**Given entries**
Content starts

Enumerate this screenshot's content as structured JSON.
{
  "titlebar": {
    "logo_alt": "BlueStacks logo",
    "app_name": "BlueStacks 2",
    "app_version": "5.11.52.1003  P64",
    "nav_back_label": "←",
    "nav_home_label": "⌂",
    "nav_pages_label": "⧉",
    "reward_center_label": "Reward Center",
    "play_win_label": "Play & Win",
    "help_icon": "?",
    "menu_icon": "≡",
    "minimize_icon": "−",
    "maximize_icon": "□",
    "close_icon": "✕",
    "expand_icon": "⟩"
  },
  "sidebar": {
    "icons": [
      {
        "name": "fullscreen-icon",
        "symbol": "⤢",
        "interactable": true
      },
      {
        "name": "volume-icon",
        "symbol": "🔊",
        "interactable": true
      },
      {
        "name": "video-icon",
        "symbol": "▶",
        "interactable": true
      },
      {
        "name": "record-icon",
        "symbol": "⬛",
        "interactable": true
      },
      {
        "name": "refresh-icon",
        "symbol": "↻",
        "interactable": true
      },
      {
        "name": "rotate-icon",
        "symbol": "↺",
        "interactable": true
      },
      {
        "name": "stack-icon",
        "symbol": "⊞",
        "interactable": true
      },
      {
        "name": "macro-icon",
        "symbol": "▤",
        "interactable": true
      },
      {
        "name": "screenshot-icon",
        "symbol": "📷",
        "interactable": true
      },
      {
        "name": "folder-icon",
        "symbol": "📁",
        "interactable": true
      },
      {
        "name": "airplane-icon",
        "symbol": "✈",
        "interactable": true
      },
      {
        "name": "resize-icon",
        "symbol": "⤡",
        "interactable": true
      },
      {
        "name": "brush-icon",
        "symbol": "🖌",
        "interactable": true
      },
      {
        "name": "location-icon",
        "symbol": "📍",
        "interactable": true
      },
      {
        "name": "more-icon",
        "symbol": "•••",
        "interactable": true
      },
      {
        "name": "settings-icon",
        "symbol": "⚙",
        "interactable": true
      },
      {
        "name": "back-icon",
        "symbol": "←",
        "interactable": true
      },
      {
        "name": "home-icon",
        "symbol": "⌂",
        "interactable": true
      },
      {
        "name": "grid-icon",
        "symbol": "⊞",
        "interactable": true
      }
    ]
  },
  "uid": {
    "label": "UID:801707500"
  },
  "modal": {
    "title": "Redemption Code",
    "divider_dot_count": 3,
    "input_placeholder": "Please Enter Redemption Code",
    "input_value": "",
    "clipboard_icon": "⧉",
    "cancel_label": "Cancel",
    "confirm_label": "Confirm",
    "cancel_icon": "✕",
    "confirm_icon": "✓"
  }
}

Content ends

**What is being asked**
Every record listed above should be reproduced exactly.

**Answer box**
Enumerate this screenshot's content as structured JSON.
{
  "titlebar": {
    "logo_alt": "BlueStacks logo",
    "app_name": "BlueStacks 2",
    "app_version": "5.11.52.1003  P64",
    "nav_back_label": "←",
    "nav_home_label": "⌂",
    "nav_pages_label": "⧉",
    "reward_center_label": "Reward Center",
    "play_win_label": "Play & Win",
    "help_icon": "?",
    "menu_icon": "≡",
    "minimize_icon": "−",
    "maximize_icon": "□",
    "close_icon": "✕",
    "expand_icon": "⟩"
  },
  "sidebar": {
    "icons": [
      {
        "name": "fullscreen-icon",
        "symbol": "⤢",
        "interactable": true
      },
      {
        "name": "volume-icon",
        "symbol": "🔊",
        "interactable": true
      },
      {
        "name": "video-icon",
        "symbol": "▶",
        "interactable": true
      },
      {
        "name": "record-icon",
        "symbol": "⬛",
        "interactable": true
      },
      {
        "name": "refresh-icon",
        "symbol": "↻",
        "interactable": true
      },
      {
        "name": "rotate-icon",
        "symbol": "↺",
        "interactable": true
      },
      {
        "name": "stack-icon",
        "symbol": "⊞",
        "interactable": true
      },
      {
        "name": "macro-icon",
        "symbol": "▤",
        "interactable": true
      },
      {
        "name": "screenshot-icon",
        "symbol": "📷",
        "interactable": true
      },
      {
        "name": "folder-icon",
        "symbol": "📁",
        "interactable": true
      },
      {
        "name": "airplane-icon",
        "symbol": "✈",
        "interactable": true
      },
      {
        "name": "resize-icon",
        "symbol": "⤡",
        "interactable": true
      },
      {
        "name": "brush-icon",
        "symbol": "🖌",
        "interactable": true
      },
      {
        "name": "location-icon",
        "symbol": "📍",
        "interactable": true
      },
      {
        "name": "more-icon",
        "symbol": "•••",
        "interactable": true
      },
      {
        "name": "settings-icon",
        "symbol": "⚙",
        "interactable": true
      },
      {
        "name": "back-icon",
        "symbol": "←",
        "interactable": true
      },
      {
        "name": "home-icon",
        "symbol": "⌂",
        "interactable": true
      },
      {
        "name": "grid-icon",
        "symbol": "⊞",
        "interactable": true
      }
    ]
  },
  "uid": {
    "label": "UID:801707500"
  },
  "modal": {
    "title": "Redemption Code",
    "divider_dot_count": 3,
    "input_placeholder": "Please Enter Redemption Code",
    "input_value": "",
    "clipboard_icon": "⧉",
    "cancel_label": "Cancel",
    "confirm_label": "Confirm",
    "cancel_icon": "✕",
    "confirm_icon": "✓"
  }
}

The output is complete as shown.